Childhood sexual abuse can affect an individual well into adulthood in a myriad of ways. It does not matter if the abuse involves direct contact or non-physical activities. According to the U.S. Department of Health and Human Services, approximately 674,000 children are victims of maltreatment annually, and 8.6 percent are sexually abused.
While counseling and therapy are methods used to mitigate the long-term effects, survivors are likely to experience physical, psychological, behavioral, and social complications if treatment is not sought or found to be too expensive. Even those who receive treatment may experience some of the long-term consequences.
In order to understand how childhood sexual abuse affects a victim over time, it’s crucial to recognize that there is often a cycle that survivors go through repeatedly. Survivors who are looking to recover will want to find ways to break the cycle.
Speaking up and taking legal action against an abuser is one of the most challenging things a victim of sexual assault can do. It takes an exorbitant amount of courage and trust to come forward with allegations and call on legal representation to seek justice.
While there are statutes of limitations that limit how long a person has to file a case and seek compensation for wrongdoings for many claims, the statutes of limitations for sexual assault are different. Fortunately for victims in Nebraska, no time restrictions generally exist; however, it is still important to understand how the process works, how the law defines different types of sexual assault, and where time limitations do exist.
On February 8, 2019, Eric Nelson, the principal of an Omaha Public School (OPS) elementary school, Fontenelle Elementary, was arrested after being accused of failing to report a teacher’s suspicious behavior.
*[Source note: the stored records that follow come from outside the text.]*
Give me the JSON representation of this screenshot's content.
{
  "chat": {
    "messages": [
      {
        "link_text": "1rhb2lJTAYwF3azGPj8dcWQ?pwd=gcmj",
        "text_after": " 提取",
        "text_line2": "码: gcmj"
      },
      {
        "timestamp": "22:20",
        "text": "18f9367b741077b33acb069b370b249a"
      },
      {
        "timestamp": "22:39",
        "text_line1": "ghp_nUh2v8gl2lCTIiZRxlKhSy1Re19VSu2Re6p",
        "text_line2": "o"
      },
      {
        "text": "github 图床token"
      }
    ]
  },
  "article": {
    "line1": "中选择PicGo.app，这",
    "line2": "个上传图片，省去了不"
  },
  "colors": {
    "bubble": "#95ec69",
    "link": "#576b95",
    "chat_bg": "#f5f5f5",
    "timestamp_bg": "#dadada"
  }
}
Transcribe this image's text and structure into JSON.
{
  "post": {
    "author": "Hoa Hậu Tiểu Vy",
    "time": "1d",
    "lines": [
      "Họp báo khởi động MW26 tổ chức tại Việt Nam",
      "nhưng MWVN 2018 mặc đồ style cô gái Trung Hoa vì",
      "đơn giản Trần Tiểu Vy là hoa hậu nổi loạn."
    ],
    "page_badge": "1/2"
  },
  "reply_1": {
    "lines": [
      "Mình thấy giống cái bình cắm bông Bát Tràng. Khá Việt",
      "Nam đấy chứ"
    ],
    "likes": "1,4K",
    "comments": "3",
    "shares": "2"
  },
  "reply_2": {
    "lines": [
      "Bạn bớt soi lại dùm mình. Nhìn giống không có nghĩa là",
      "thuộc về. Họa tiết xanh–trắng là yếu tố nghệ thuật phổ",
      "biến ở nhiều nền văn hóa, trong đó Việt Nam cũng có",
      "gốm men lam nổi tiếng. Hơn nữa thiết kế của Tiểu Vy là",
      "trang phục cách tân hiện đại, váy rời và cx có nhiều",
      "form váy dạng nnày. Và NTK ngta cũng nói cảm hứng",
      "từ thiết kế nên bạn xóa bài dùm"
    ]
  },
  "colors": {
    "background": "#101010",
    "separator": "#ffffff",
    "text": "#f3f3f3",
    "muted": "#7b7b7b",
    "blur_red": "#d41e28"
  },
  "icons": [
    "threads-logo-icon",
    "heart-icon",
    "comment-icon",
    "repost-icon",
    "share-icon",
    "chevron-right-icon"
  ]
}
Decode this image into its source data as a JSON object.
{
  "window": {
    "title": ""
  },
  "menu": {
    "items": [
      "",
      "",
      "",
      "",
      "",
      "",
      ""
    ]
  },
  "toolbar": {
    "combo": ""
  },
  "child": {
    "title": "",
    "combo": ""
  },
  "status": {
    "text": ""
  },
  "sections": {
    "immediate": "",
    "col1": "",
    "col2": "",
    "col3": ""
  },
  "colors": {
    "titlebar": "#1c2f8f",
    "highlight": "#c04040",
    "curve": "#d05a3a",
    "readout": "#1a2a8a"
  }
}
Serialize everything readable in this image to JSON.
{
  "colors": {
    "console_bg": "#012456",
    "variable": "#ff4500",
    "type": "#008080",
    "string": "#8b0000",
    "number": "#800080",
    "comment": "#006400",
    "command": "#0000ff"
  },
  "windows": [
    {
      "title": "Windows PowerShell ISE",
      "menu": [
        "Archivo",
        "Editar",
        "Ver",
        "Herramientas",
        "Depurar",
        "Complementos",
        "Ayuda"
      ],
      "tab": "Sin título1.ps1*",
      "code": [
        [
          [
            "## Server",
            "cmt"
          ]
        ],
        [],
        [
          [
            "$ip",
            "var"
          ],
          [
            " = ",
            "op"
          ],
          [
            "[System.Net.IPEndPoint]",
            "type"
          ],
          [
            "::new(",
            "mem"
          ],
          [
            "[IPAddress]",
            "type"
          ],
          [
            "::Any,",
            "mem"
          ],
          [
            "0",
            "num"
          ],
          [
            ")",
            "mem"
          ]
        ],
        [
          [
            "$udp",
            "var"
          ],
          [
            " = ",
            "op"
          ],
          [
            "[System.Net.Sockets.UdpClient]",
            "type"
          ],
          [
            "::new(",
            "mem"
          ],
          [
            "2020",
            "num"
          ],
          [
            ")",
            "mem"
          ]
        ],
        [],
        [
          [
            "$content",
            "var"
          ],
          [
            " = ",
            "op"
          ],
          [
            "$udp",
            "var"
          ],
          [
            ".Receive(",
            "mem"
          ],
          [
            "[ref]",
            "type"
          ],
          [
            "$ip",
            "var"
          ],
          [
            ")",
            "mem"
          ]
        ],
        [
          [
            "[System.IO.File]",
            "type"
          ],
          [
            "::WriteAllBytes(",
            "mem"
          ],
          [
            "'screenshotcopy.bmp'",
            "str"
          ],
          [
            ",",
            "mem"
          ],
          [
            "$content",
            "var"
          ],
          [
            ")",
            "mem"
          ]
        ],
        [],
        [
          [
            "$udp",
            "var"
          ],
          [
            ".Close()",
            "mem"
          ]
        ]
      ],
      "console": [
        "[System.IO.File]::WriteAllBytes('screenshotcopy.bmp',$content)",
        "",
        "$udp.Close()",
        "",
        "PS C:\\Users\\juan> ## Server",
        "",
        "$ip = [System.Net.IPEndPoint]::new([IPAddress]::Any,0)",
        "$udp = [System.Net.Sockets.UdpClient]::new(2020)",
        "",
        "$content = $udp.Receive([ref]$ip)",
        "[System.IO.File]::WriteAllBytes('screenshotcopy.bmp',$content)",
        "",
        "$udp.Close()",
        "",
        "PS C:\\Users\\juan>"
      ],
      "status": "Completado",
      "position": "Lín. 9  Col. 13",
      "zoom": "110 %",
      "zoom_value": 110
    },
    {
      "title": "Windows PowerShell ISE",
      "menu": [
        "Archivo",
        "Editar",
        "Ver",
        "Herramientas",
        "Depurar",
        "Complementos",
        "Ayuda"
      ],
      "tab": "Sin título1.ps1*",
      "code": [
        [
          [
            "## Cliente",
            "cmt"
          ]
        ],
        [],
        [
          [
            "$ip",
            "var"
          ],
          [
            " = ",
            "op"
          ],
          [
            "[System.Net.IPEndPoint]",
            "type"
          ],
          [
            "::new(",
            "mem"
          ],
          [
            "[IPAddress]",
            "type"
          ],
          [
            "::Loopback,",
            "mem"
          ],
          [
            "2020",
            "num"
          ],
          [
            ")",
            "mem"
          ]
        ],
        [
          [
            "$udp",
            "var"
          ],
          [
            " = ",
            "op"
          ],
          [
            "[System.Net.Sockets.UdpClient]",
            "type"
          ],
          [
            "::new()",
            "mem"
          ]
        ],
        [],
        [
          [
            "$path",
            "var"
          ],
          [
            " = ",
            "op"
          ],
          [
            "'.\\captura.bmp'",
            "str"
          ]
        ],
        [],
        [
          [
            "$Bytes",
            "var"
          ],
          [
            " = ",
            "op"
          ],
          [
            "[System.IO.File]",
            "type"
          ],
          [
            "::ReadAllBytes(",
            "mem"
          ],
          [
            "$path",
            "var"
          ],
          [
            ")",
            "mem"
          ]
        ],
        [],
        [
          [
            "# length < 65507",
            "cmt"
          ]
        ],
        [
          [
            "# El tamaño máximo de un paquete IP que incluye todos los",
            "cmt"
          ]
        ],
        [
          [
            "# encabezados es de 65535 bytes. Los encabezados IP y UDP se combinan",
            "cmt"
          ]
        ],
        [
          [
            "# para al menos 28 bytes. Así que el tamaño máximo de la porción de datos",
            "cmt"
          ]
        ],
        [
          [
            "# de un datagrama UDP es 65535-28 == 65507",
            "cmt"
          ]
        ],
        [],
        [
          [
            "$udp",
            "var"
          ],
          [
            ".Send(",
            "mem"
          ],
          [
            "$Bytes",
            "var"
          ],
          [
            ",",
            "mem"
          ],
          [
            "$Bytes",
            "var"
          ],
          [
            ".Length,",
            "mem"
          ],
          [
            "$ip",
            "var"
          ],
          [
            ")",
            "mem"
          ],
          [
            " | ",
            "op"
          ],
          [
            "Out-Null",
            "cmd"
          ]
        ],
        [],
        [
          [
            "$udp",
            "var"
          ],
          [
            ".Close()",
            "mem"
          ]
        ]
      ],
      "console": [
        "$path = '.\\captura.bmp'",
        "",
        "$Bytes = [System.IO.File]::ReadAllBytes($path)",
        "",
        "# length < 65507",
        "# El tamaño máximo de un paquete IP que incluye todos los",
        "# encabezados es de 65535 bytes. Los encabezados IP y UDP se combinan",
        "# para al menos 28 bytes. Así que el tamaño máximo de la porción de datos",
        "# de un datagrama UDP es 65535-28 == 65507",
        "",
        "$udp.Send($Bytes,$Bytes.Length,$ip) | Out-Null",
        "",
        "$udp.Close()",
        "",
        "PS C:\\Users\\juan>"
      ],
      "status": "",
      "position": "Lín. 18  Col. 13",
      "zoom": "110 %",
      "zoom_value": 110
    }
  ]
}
In December 2018, Gregory Sedlacek, a first-grade teacher, was arrested and charged with two counts of sexual assault of a child, a seven-year-old first-grader. The arrest took place after teachers contacted the Nebraska child abuse hotline and reported inappropriate contact between Sedlacek and the student on the school’s playground. Since then, Sedlacek has been charged with six counts of first-degree sexual assault of a child and one count of third-degree sexual assault of a child.